B. micrantha ssp. kalealaha, quite conspicuous when flowering, is restricted to largely inaccessible sites. While feral goats are no longer an immediate threat to this plant within Haleakala National Park, the potential still exists for the ingress and reestablishment of goats. Feral pigs are also present on the leeward slopes of East Maui within the habitat of this species, but outside of the park. They pose a moderate threat to this plant, although modest in comparison to that of feral goats.
Cattle ranching occurs on the southern slope of Haleakala in the vicinity of B. micrantha ssp. kalealaha. Escaped domestic cattle pose a moderate threat to the long-term survival of this species.
Competition from a variety of invasive plant species threatens B. micrantha ssp. kalealaha, especially in conjunction with ecosystem damage caused by hoofed mammals. Alien plant cover within Haleakala National Park slows the recovery of this species; establishment of new individuals is largely limited to stream beds and talus slopes, where competition with alien grasses is not intense.
Fire is a major potential threat to the survival of this species because a single blaze could destroy a significant portion of one or more of its remaining populations
Conservation and Recovery
Propagating this species by seed is easy, and it is now being grown by several horticulturists of native species.
Control of feral goats has been a priority within Haleakala National Park since the late 1970s. By the late 1980s feral goats had been largely eliminated from Haleakala Crater and Kaupo Gap for the first time since their introduction almost 200 years before. Within a few years, new plants of B. micrantha ssp. kalealaha were noted growing in the rocky scree slopes directly below the sheer cliffs where the species had escaped the feeding of feral goats; this is apparently the first significant recruitment of new plants of this species in decades. These new plants were flowering and producing seed by the early 1990s.
Without protection, this subspecies will continue to decline due to degradation of habitat by feral animals, although individuals will survive on vertical and near-vertical rock faces. Enclosures for protection of this plant could also include Huperzia mannii, Cyanea comata, Ranunculus spp., Clermontia lindseyana, and other endangered species of the area.
This genus in Hawaii—and this taxon specifically—are morphologically and genetically complex. Each population is likely to have its own unique characteristics.
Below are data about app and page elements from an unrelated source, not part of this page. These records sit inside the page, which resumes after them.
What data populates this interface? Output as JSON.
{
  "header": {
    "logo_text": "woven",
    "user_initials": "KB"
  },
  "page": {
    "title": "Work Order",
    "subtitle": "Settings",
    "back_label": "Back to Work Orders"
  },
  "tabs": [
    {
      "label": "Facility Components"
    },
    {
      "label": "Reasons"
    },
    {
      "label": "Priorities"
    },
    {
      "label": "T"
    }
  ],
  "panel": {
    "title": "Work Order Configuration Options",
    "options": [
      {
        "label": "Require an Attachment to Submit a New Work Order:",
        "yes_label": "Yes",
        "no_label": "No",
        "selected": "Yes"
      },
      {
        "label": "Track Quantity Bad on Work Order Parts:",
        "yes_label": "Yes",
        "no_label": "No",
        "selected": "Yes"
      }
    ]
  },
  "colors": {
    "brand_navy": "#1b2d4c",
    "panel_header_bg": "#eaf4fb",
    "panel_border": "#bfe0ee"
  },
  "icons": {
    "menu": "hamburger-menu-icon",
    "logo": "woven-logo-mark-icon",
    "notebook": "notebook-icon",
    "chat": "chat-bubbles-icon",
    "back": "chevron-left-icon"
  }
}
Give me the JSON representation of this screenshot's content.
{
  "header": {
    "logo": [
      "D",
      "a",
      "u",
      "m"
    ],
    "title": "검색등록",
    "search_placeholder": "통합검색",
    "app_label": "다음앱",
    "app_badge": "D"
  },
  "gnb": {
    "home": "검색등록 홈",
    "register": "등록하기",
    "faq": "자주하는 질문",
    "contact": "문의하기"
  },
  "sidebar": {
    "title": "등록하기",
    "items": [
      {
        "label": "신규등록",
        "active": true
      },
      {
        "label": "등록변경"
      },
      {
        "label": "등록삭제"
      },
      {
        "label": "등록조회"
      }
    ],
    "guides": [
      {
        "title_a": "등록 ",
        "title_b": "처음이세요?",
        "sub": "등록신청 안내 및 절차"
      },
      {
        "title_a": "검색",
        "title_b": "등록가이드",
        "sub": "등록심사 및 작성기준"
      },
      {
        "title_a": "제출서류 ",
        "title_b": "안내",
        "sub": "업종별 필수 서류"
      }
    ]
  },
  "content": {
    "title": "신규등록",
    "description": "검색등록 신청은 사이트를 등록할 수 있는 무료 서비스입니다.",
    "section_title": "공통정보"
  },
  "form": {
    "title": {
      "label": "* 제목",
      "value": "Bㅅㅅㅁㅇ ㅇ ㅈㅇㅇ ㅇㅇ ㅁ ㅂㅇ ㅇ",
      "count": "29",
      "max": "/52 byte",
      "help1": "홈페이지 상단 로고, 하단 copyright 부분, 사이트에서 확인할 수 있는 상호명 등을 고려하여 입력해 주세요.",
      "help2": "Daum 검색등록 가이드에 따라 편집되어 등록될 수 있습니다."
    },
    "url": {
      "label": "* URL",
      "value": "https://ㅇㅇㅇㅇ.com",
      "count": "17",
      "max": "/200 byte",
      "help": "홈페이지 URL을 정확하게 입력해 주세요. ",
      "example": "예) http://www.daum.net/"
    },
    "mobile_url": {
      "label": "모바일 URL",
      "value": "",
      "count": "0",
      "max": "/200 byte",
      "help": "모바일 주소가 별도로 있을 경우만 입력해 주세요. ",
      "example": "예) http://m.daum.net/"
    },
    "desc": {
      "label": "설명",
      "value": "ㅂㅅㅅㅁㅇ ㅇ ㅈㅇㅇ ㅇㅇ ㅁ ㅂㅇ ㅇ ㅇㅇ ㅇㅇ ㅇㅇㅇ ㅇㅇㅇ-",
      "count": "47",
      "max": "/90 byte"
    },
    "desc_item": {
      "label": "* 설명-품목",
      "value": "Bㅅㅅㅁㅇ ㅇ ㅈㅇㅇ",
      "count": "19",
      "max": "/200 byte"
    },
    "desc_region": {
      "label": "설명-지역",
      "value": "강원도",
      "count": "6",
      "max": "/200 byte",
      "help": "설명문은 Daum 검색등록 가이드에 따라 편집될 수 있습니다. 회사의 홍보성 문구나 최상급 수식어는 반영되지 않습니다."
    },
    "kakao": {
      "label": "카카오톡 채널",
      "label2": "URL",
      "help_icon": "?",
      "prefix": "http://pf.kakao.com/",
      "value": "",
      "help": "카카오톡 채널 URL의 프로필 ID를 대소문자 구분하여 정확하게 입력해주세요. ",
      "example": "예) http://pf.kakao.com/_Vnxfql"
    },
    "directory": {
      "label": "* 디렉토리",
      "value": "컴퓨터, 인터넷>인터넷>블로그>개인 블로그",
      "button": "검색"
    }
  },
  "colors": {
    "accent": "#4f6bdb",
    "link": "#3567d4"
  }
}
Maintenance of the individual characteristics of discrete populations is always an important factor to consider, but perhaps more so in this genus and species. Populations of this plant should be kept discrete, and outplanting done in a manner that would preserve genetic distinctiveness of individual populations. It would be appropriate and beneficial to establish new populations within probable former range in Haleakala National Park and into the Nature Conservancy of Hawaii Kapunakea Reserve on West Maui.
U. S. Fish and Wildlife Service
Regional Office, Division of Endangered Species
Eastside Federal Complex
911 N. E. 11th Ave.
Portland, Oregon 97232-4181
Pacific Remote Islands Ecological Services Field Office
300 Ala Moana Blvd., Room 3-122
P. O. Box 50088
Honolulu, Hawaii 96850
Telephone: (808) 541-1201
Fax: (808) 541-1216
U. S. Fish and Wildlife Service. 15 May 1992. "Endangered and Threatened Wildlife and Plants; Determination of Endangered or Threatened Status for 15 Plants from the Island of Maui, Hawaii." Federal Register 57 (95): 20772-20787.